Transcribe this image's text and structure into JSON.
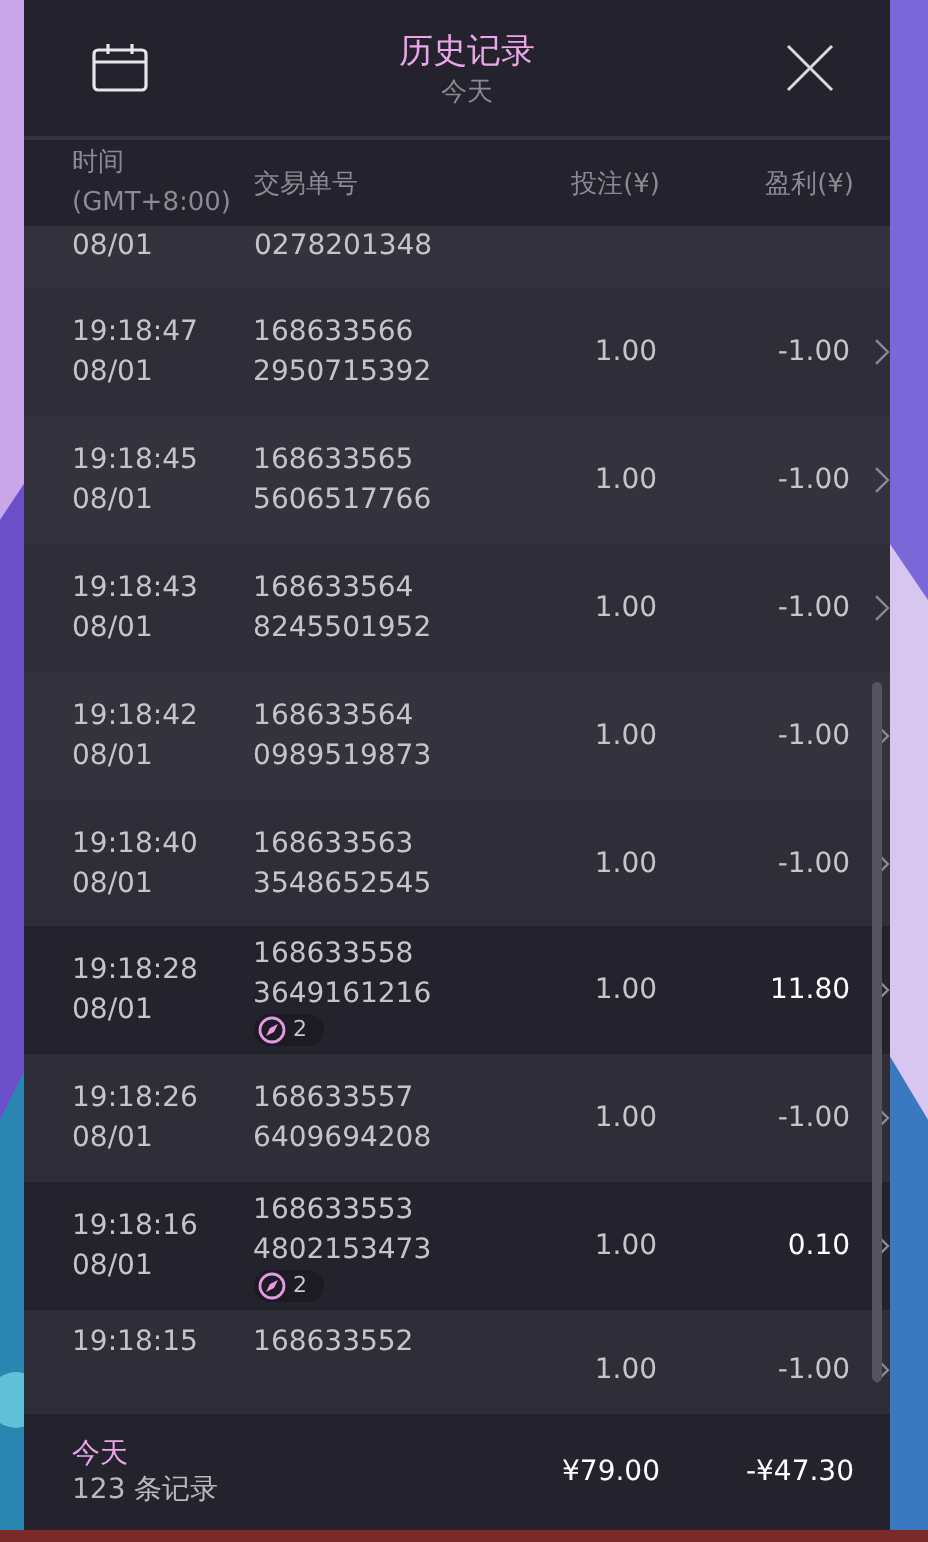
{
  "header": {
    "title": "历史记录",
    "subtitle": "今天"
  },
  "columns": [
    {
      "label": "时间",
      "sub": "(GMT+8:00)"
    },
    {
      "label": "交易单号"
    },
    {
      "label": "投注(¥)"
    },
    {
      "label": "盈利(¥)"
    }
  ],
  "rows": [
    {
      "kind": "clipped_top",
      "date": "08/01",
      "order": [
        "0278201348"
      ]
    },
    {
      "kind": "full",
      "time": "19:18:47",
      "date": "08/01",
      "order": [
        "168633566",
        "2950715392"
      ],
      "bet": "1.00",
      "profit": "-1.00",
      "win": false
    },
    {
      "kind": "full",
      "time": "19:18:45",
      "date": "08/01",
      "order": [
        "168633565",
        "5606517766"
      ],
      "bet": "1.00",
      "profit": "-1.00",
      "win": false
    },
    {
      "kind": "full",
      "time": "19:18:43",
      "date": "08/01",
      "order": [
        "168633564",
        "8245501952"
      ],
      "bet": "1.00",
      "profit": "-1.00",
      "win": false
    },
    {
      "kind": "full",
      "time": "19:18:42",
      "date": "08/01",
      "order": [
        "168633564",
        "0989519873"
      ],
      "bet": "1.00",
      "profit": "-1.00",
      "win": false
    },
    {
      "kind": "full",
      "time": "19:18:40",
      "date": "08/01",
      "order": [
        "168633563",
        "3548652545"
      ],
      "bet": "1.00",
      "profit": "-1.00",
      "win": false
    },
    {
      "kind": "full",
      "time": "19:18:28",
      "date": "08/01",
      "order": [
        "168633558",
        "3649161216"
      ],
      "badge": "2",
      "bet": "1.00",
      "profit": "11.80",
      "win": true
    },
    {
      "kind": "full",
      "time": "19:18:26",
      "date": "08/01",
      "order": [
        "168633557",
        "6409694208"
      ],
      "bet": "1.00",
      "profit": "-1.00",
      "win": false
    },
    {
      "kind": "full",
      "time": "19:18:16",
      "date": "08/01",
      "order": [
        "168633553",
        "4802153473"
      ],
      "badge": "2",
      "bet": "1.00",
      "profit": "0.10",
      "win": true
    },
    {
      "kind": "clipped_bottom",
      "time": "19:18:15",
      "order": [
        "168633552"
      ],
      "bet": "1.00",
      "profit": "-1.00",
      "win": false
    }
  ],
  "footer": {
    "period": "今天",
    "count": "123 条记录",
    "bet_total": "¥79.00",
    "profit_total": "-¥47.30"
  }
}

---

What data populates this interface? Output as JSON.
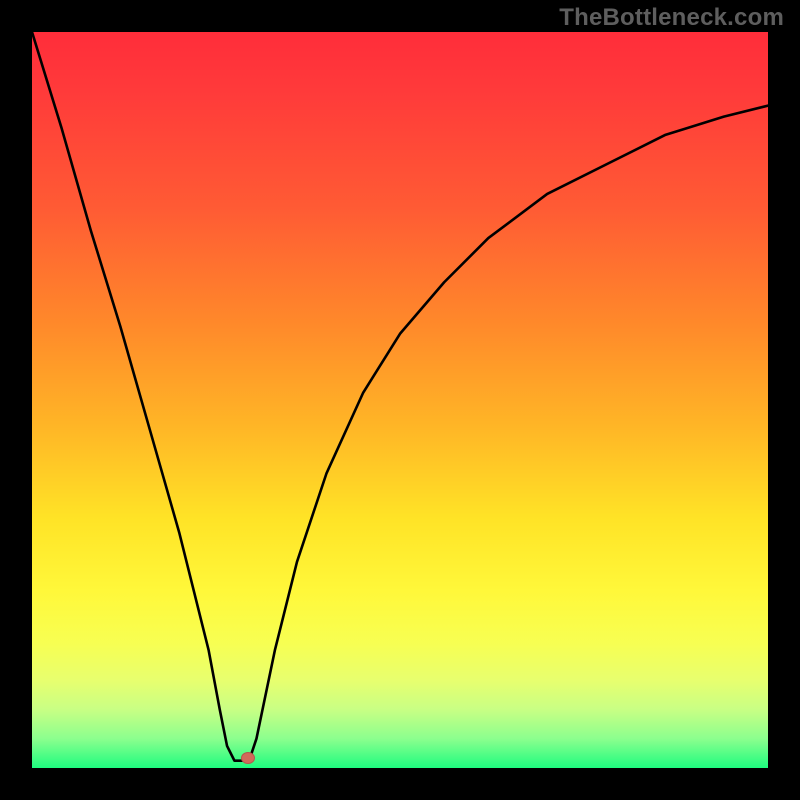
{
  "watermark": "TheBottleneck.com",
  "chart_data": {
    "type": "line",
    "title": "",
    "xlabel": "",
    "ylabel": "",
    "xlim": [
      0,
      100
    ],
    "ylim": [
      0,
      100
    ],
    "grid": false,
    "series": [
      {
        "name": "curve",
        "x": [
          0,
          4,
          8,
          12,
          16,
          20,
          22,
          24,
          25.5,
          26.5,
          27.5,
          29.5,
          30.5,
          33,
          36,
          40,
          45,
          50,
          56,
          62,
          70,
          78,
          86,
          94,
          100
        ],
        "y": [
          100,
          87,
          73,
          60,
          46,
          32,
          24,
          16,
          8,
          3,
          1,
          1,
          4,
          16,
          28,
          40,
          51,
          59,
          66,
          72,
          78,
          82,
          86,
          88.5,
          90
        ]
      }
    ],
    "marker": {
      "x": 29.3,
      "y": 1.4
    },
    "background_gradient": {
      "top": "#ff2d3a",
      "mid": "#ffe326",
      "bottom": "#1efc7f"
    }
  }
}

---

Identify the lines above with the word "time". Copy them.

      "time": "19:18:47",
      "time": "19:18:45",
      "time": "19:18:43",
      "time": "19:18:42",
      "time": "19:18:40",
      "time": "19:18:28",
      "time": "19:18:26",
      "time": "19:18:16",
      "time": "19:18:15",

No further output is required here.